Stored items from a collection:
┌──

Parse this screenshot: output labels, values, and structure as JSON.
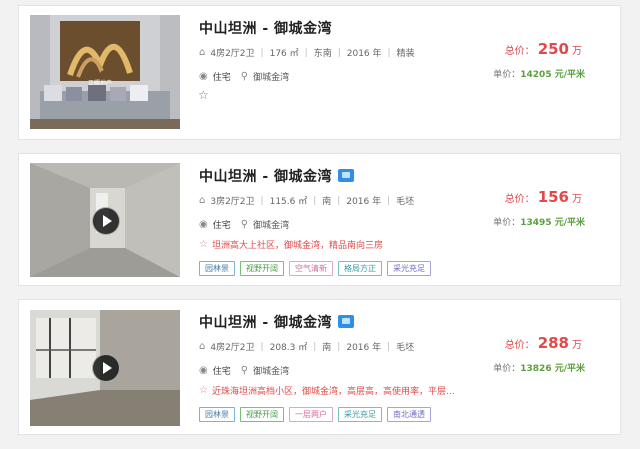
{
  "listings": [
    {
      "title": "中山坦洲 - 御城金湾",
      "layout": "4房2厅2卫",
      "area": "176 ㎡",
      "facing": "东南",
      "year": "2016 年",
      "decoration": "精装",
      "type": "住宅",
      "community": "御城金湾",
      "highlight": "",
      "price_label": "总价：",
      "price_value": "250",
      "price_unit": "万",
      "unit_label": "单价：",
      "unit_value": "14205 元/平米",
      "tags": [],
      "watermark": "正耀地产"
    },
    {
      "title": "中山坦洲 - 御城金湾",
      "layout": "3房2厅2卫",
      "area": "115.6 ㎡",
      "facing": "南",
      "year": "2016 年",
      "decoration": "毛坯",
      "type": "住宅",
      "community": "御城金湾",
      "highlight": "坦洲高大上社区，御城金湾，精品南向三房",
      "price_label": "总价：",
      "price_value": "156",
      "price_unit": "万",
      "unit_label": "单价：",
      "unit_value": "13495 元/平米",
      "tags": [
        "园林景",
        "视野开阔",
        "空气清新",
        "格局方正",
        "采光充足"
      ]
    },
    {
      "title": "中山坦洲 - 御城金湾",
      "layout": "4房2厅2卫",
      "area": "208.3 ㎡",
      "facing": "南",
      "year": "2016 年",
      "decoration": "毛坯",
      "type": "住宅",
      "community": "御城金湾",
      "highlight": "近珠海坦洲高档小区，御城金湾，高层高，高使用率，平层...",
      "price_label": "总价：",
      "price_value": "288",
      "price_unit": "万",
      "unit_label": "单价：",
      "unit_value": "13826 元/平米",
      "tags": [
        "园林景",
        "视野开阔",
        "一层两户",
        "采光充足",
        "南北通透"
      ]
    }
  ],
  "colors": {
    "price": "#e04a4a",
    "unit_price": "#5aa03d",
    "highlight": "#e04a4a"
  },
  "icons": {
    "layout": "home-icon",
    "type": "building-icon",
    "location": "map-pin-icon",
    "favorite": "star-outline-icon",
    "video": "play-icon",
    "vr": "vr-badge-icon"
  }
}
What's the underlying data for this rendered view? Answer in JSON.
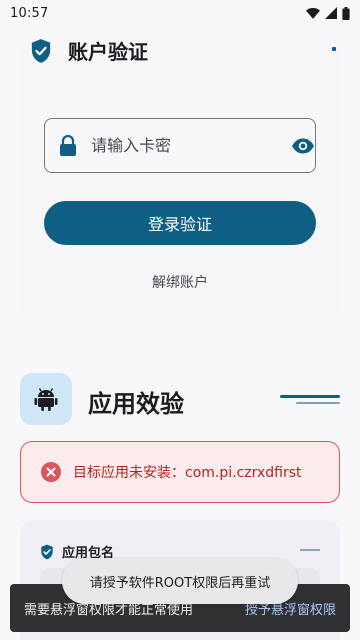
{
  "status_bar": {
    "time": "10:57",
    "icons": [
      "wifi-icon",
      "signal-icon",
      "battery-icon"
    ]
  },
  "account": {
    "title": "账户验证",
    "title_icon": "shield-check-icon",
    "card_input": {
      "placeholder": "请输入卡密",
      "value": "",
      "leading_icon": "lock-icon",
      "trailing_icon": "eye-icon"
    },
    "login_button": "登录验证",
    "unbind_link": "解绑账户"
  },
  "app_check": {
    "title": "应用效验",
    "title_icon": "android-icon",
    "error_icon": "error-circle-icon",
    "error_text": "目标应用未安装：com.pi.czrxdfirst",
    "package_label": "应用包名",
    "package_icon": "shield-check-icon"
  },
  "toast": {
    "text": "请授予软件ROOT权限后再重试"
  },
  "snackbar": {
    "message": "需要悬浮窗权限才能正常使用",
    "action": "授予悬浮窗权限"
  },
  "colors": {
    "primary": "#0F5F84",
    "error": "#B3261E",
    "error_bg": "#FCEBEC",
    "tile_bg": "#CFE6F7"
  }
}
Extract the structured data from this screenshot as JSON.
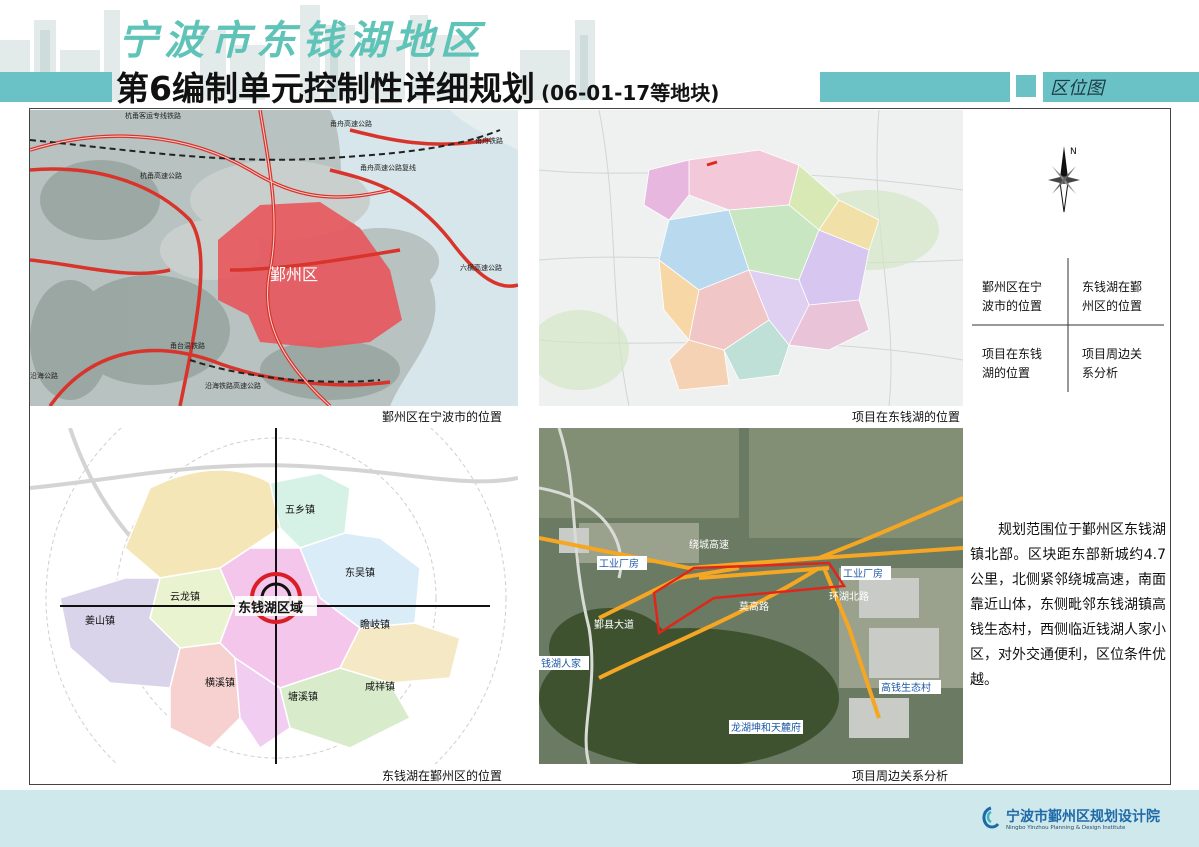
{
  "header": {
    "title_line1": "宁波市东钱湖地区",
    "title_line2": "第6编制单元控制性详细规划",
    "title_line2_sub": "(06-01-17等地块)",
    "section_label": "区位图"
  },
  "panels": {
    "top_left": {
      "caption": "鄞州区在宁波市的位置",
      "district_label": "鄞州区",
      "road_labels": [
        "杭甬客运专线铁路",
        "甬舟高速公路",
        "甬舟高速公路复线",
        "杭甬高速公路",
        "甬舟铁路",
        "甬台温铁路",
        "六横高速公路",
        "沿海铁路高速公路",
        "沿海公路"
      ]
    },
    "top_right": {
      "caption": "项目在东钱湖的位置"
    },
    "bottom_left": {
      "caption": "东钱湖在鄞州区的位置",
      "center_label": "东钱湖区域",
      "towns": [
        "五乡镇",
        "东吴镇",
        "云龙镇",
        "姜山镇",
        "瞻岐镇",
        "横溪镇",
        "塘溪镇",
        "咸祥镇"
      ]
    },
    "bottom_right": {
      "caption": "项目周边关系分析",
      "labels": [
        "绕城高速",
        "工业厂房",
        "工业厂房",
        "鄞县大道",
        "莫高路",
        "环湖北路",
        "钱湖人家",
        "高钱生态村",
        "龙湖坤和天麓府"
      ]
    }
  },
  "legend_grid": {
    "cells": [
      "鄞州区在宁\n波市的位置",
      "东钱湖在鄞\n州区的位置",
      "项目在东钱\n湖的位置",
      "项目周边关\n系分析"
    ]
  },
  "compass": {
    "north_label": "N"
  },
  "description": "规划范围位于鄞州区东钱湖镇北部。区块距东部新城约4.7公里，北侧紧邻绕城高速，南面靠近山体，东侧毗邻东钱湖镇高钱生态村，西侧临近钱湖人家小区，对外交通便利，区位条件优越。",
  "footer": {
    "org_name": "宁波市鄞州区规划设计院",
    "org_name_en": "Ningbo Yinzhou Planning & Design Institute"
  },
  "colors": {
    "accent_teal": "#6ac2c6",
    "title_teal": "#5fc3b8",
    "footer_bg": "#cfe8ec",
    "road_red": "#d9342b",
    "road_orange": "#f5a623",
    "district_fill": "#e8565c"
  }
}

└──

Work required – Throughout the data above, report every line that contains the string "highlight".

Answer –
      "highlight": "",
      "highlight": "坦洲高大上社区，御城金湾，精品南向三房",
      "highlight": "近珠海坦洲高档小区，御城金湾，高层高，高使用率，平层...",
    "highlight": "#e04a4a"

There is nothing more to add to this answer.